President Donald Trump may claim that mail-in voting is susceptible to fraud, but Department of Homeland Security's Cybersecurity and Infrastructure Security Agency director Christopher Krebs says otherwise. The top U.S cybersecurity expert told CBS News, in early September, that while counting mail-in ballots can be time-consuming, their paper-based and auditable nature makes them more resilient to interference.
Still, Trump has gone so far as to suggest that the 2020 elections be delayed “until people can properly, securely, and safely vote.” President Trump has repeatedly touted that “absentee ballots” differ from “mail-in ballots” while insisting that those states who have been proactive in forwarding mail-in ballots to their registered voting population—and notably have a more left-leaning constituency—are effectively damaging the election’s integrity. He’s paraded this narrative at a time when more Americans are rightfully concerned with the spread of the coronavirus and have turned to mail-in ballots to exercise their voting right.
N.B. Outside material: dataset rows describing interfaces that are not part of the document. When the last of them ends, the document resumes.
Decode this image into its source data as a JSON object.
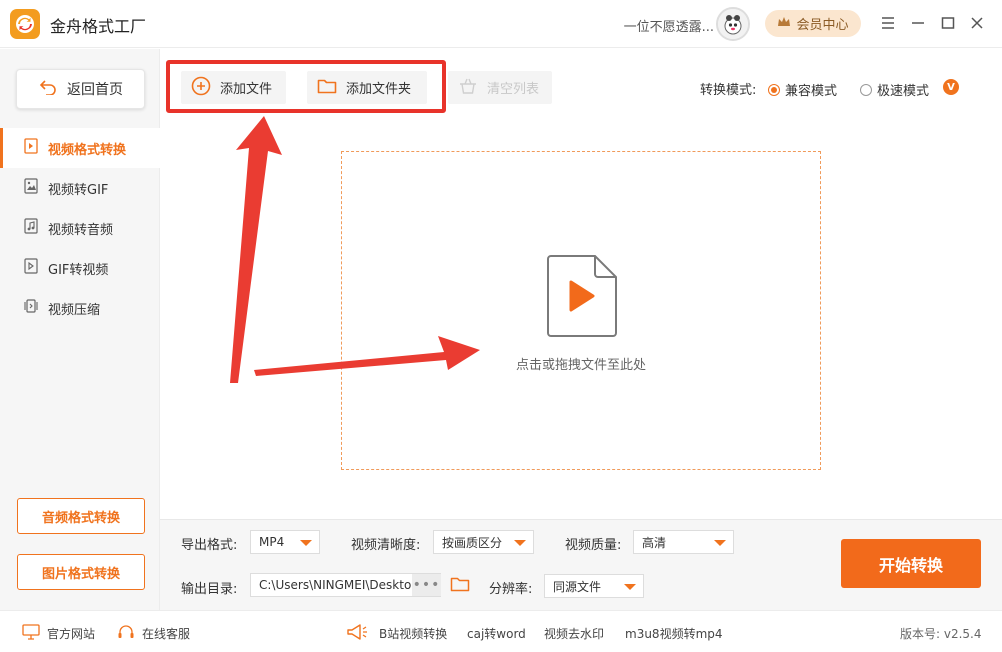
{
  "app": {
    "title": "金舟格式工厂"
  },
  "user": {
    "name": "一位不愿透露...",
    "vip_label": "会员中心"
  },
  "sidebar": {
    "back_label": "返回首页",
    "items": [
      {
        "label": "视频格式转换",
        "icon": "video-file-icon",
        "active": true
      },
      {
        "label": "视频转GIF",
        "icon": "image-icon",
        "active": false
      },
      {
        "label": "视频转音频",
        "icon": "music-file-icon",
        "active": false
      },
      {
        "label": "GIF转视频",
        "icon": "gif-video-icon",
        "active": false
      },
      {
        "label": "视频压缩",
        "icon": "compress-icon",
        "active": false
      }
    ],
    "audio_btn": "音频格式转换",
    "image_btn": "图片格式转换"
  },
  "toolbar": {
    "add_file": "添加文件",
    "add_folder": "添加文件夹",
    "clear_list": "清空列表",
    "mode_label": "转换模式:",
    "mode_options": [
      {
        "label": "兼容模式",
        "checked": true
      },
      {
        "label": "极速模式",
        "checked": false
      }
    ],
    "vip_badge": "V"
  },
  "dropzone": {
    "text": "点击或拖拽文件至此处"
  },
  "settings": {
    "export_format_label": "导出格式:",
    "export_format_value": "MP4",
    "clarity_label": "视频清晰度:",
    "clarity_value": "按画质区分",
    "quality_label": "视频质量:",
    "quality_value": "高清",
    "output_dir_label": "输出目录:",
    "output_dir_value": "C:\\Users\\NINGMEI\\Desktop",
    "resolution_label": "分辨率:",
    "resolution_value": "同源文件",
    "start_label": "开始转换"
  },
  "footer": {
    "website": "官方网站",
    "support": "在线客服",
    "links": [
      "B站视频转换",
      "caj转word",
      "视频去水印",
      "m3u8视频转mp4"
    ],
    "version": "版本号: v2.5.4"
  },
  "colors": {
    "accent": "#f0731e",
    "highlight": "#e8332a",
    "start": "#f26a1b"
  }
}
Even with many states offering early voting, polling place lines and wait times add another worry on top of potential infection.
However, history as well as the increasing adoption of the mail-in ballot in the United States prove that mail-in voting is quite secure. Here's what you need to know about it.